I sort of like Ross - in the late 1980s he did a series about cult films which influenced me a lot. I remember he interviewed people like John Waters, Russ Meyer and Herschell Gordon Lewis. He was even on the set of Hairspray when it was being filmed. I listen to his radio 2 program occasionally, and often like the eclectic mix of music.

One thing that does make me cringe about Ross's tv show is his house band - 4 Poofs and a Piano.

"Puff" was the only word for homosexuality that I knew until I was about 12. My father would sometimes talk about people he worked with, saying "He's a puff." He was always quite friendly to these people, but there was something about the way he said "He's a puff", that wasn't very nice. It was the 1970s and almost everyone was homphobic. But part of me takes a spiteful glee in the fact that his own son ended up as one, and eventually he found the "puff" comments of his workmates so hurtful that he had to tell them to shut up. I love helping people to learn to improve, especially if they get to suffer a bit in doing so.

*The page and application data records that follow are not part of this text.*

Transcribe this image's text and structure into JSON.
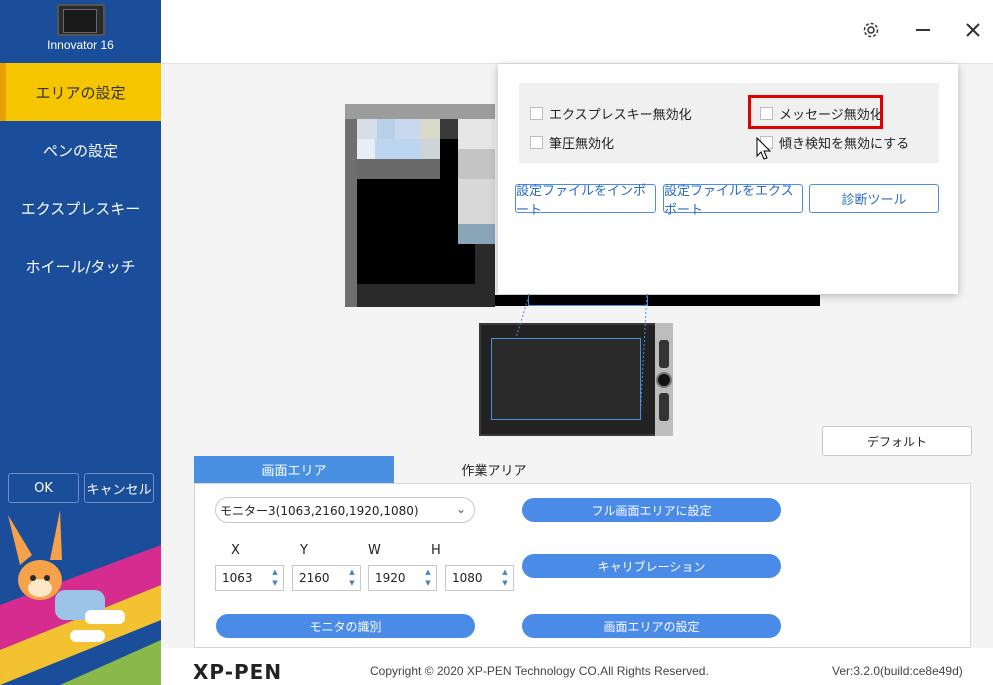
{
  "sidebar": {
    "device_name": "Innovator 16",
    "items": [
      {
        "label": "エリアの設定",
        "active": true
      },
      {
        "label": "ペンの設定",
        "active": false
      },
      {
        "label": "エクスプレスキー",
        "active": false
      },
      {
        "label": "ホイール/タッチ",
        "active": false
      }
    ],
    "ok_label": "OK",
    "cancel_label": "キャンセル"
  },
  "header": {
    "icons": [
      "gear-icon",
      "minimize-icon",
      "close-icon"
    ]
  },
  "settings_popup": {
    "options": {
      "express_key_disable": "エクスプレスキー無効化",
      "message_disable": "メッセージ無効化",
      "pressure_disable": "筆圧無効化",
      "tilt_disable": "傾き検知を無効にする"
    },
    "buttons": {
      "import": "設定ファイルをインポート",
      "export": "設定ファイルをエクスポート",
      "diagnostic": "診断ツール"
    }
  },
  "main": {
    "default_label": "デフォルト",
    "tabs": {
      "screen_area": "画面エリア",
      "work_area": "作業アリア"
    },
    "monitor_select": "モニター3(1063,2160,1920,1080)",
    "coords": {
      "x_label": "X",
      "y_label": "Y",
      "w_label": "W",
      "h_label": "H",
      "x_value": "1063",
      "y_value": "2160",
      "w_value": "1920",
      "h_value": "1080"
    },
    "buttons": {
      "full_screen": "フル画面エリアに設定",
      "calibration": "キャリブレーション",
      "identify_monitor": "モニタの識別",
      "screen_area_setting": "画面エリアの設定"
    }
  },
  "footer": {
    "logo": "XP-PEN",
    "copyright": "Copyright © 2020 XP-PEN Technology CO.All Rights Reserved.",
    "version": "Ver:3.2.0(build:ce8e49d)"
  },
  "colors": {
    "sidebar_bg": "#1a4e9a",
    "active_nav": "#f5c500",
    "accent_blue": "#4a8be8",
    "highlight_red": "#e00000"
  }
}
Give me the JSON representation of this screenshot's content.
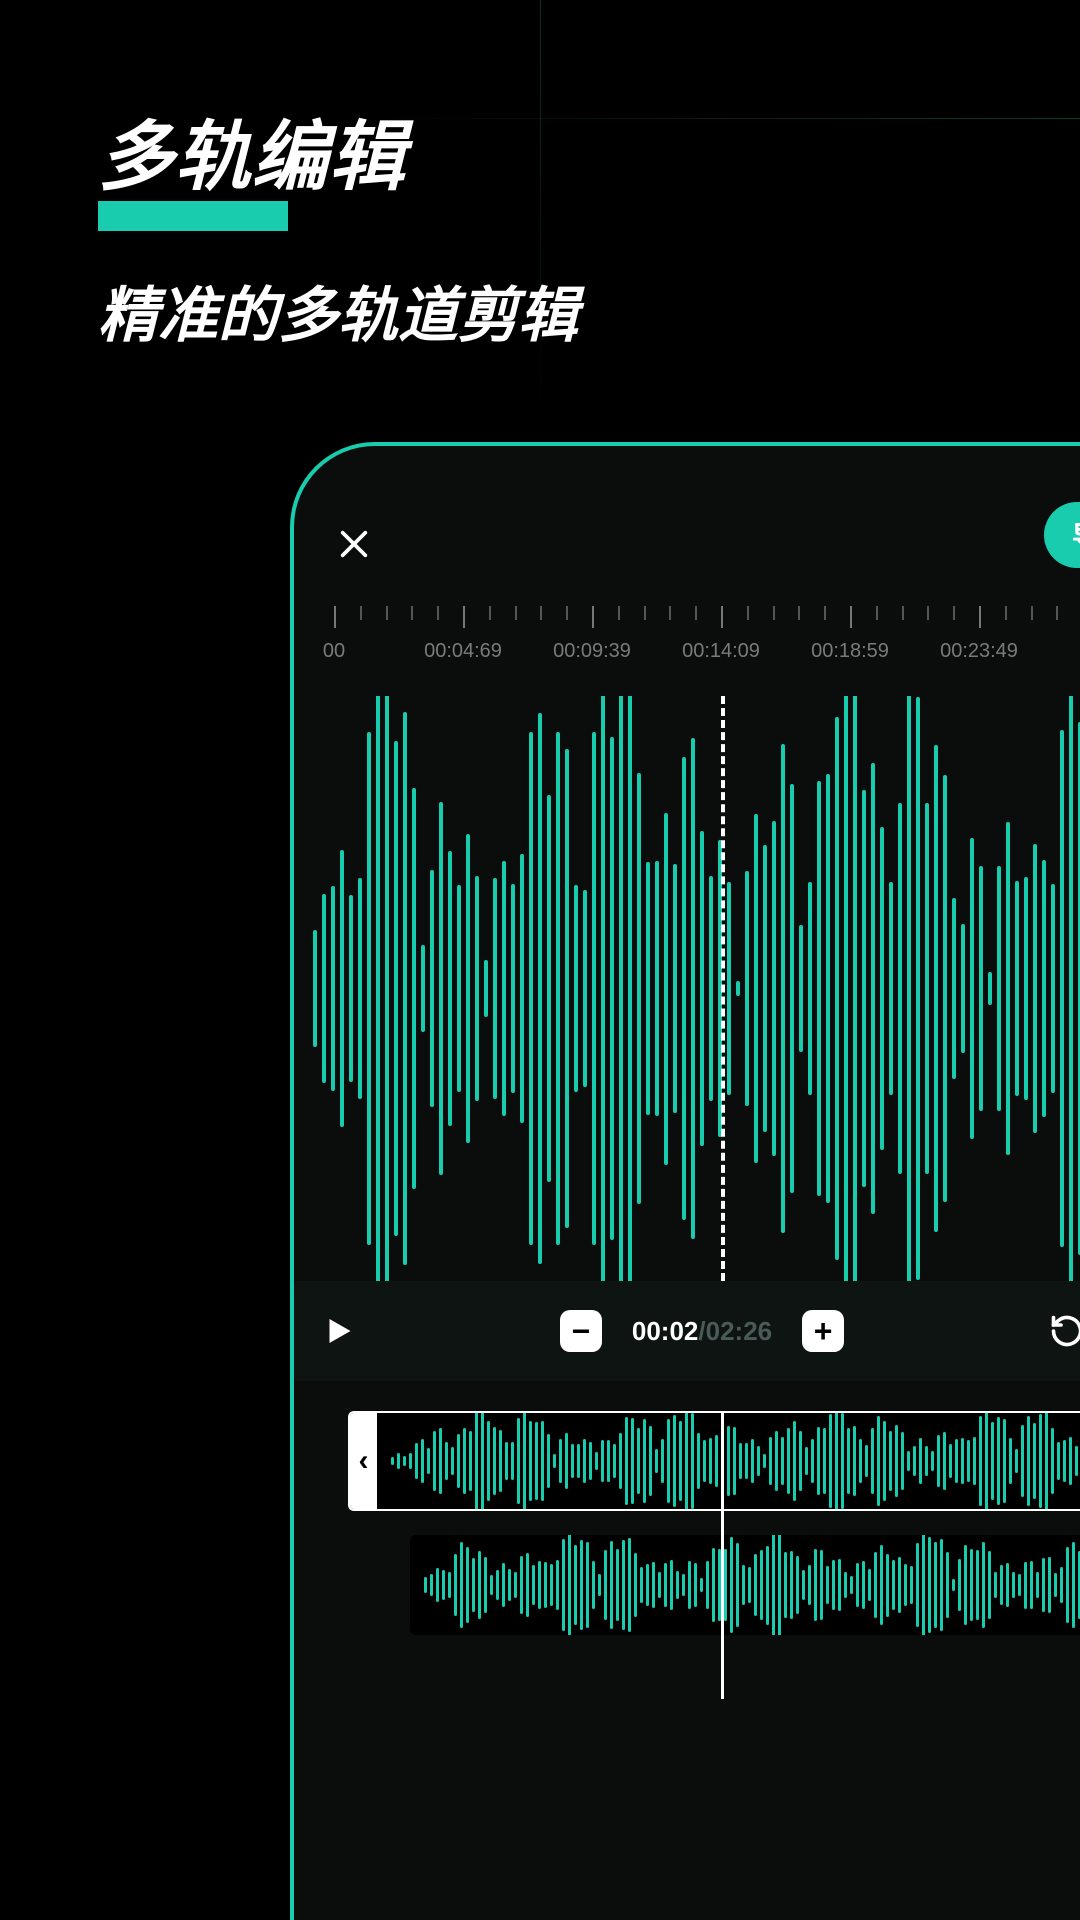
{
  "hero": {
    "title": "多轨编辑",
    "subtitle": "精准的多轨道剪辑"
  },
  "editor": {
    "export_label": "导",
    "ruler_labels": [
      "00",
      "00:04:69",
      "00:09:39",
      "00:14:09",
      "00:18:59",
      "00:23:49"
    ],
    "time_current": "00:02",
    "time_separator": "/",
    "time_total": "02:26",
    "minus_label": "−",
    "plus_label": "+",
    "track_handle": "‹"
  },
  "colors": {
    "accent": "#1accae"
  }
}
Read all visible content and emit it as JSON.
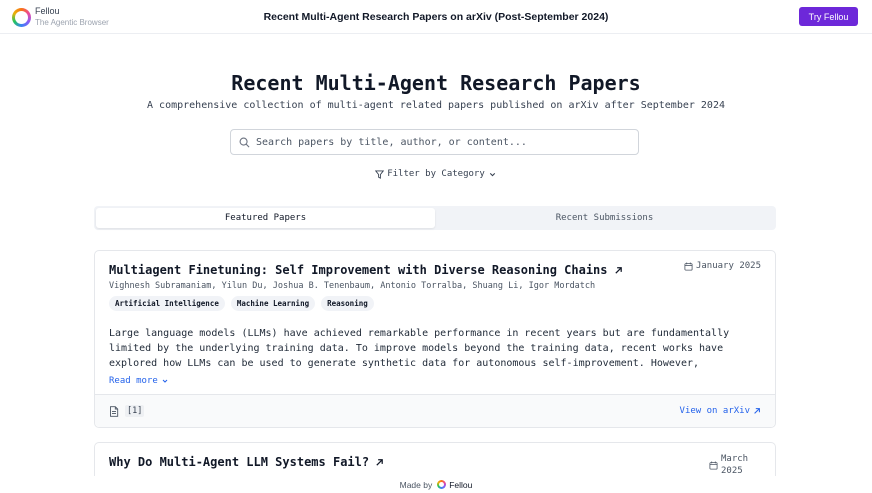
{
  "header": {
    "brand_name": "Fellou",
    "brand_tagline": "The Agentic Browser",
    "title": "Recent Multi-Agent Research Papers on arXiv (Post-September 2024)",
    "cta_label": "Try Fellou",
    "cta_color": "#6d28d9"
  },
  "hero": {
    "title": "Recent Multi-Agent Research Papers",
    "subtitle": "A comprehensive collection of multi-agent related papers published on arXiv after September 2024"
  },
  "search": {
    "placeholder": "Search papers by title, author, or content...",
    "value": "",
    "icon": "search-icon"
  },
  "filter": {
    "label": "Filter by Category"
  },
  "tabs": [
    {
      "label": "Featured Papers",
      "active": true
    },
    {
      "label": "Recent Submissions",
      "active": false
    }
  ],
  "papers": [
    {
      "title": "Multiagent Finetuning: Self Improvement with Diverse Reasoning Chains",
      "date": "January 2025",
      "authors": "Vighnesh Subramaniam, Yilun Du, Joshua B. Tenenbaum, Antonio Torralba, Shuang Li, Igor Mordatch",
      "tags": [
        "Artificial Intelligence",
        "Machine Learning",
        "Reasoning"
      ],
      "abstract": "Large language models (LLMs) have achieved remarkable performance in recent years but are fundamentally limited by the underlying training data. To improve models beyond the training data, recent works have explored how LLMs can be used to generate synthetic data for autonomous self-improvement. However, successive steps of self-improvement can reach a point of diminishing returns.",
      "read_more_label": "Read more",
      "references": "[1]",
      "link_label": "View on arXiv"
    },
    {
      "title": "Why Do Multi-Agent LLM Systems Fail?",
      "date": "March 2025"
    }
  ],
  "footer": {
    "made_by_label": "Made by",
    "brand_name": "Fellou"
  },
  "colors": {
    "accent": "#6d28d9",
    "link": "#2563eb"
  }
}
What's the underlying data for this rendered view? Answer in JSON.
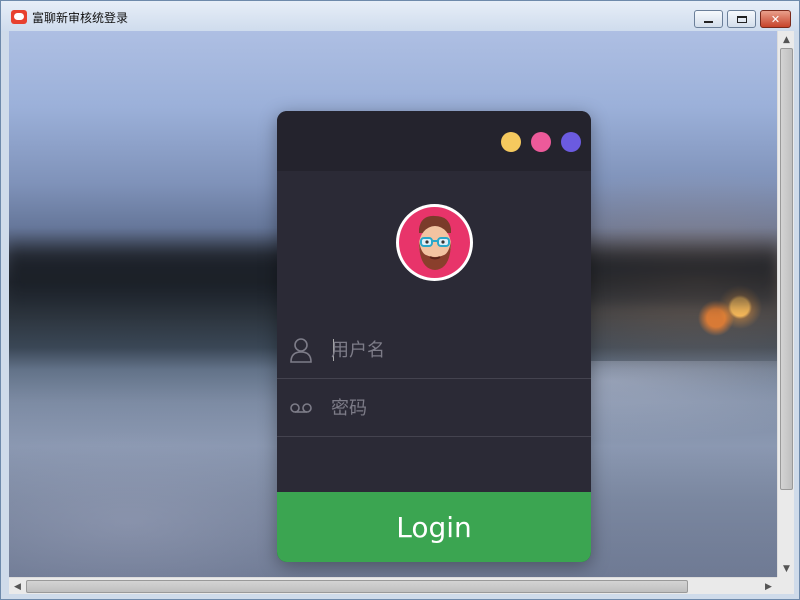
{
  "window": {
    "title": "富聊新审核统登录",
    "minimize_label": "",
    "maximize_label": "",
    "close_label": "✕"
  },
  "login": {
    "username_placeholder": "用户名",
    "password_placeholder": "密码",
    "button_label": "Login",
    "header_dots": [
      "#f5c95e",
      "#ec5a9a",
      "#6b5be0"
    ],
    "button_color": "#3ba551",
    "card_color": "#2b2a36"
  },
  "icons": {
    "app": "app-chat-icon",
    "username": "user-icon",
    "password": "voicemail-icon",
    "avatar": "bearded-man-avatar"
  },
  "scrollbars": {
    "up": "▲",
    "down": "▼",
    "left": "◀",
    "right": "▶"
  }
}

Here are the Poofs in action.



I guess there are a number of reactions to them. You could say that they're unashamedly camp and have "reclaimed" the "poof" identity. This might be a good thing - the internalised homphobia of many gay men who claim to be "straight-acting" and not interested in "fems" is so dreary. The 4 puffs are unapologetic about their effeminacy, and show that they are good sports by using the word on themselves. They use it first, and perhaps that takes away some of its power to wound.

On the other hand, some would argue that they are "Uncle Toms" - simply pandering to existing prejudice, and being complicit with homophobia in order to obtain a small amount of power from it. Their "poofiness" is their gimmick - and it's the reason why Ross has them on the show. They're not going to threaten his masculinity. And while some people may view them as brave or engaging in a reclaiming project, there are bound to be television viewers who do not "get" the potentially post-modern or ironic reading of the group. Instead, they will engage with the band in a much more straightforward way, having their own prejudices validated. The media doesn't really go out of its way to show representations of gay people who are NOT camp, funny, harmless etc, and the four Puffs contribute towards that stereotype. In the context of Ross's Hannah Montana comments, they start to appear a bit more like something to be laughed at rather than laughed with. Would the BBC countenance Four Pakis and a Piano?

So.... I don't know where I stand on the Puffs and Ross. I want to give Ross the benefit of the doubt, but he's starting to push it. It's for the best that his show goes to recorded status rather than live. As for the Puffs- maybe it's time they rebranded. Maybe they could call themselves "Jonathan Ross's Dildoes" or something like that.

Sunday, May 17, 2009

Retro

For my birthday I've asked by fella for this.



I've been wanting a record player for a few years now - a lot of the music I listen to was made before I was born. While I love the convenience of things like MP3 players, I sort of miss the connection with the past that you get when you take an LP out of its sleeve, place it on a turntable and watch it start to spin round and round. That's the way that people in the 20th century used to listen to that music, and I like the idea of reappropriating those behaviours, as part of the experience of listening to old music.

Steepletone is the company which makes these retro products. I did consider buying a proper authentic old record player, but in the end decided to get something which had the advantages of being new (and working) but worked in the same way as something old. And if I really want to, it has a USB port also.

Now I just need to find some old jazz LPS to play on it.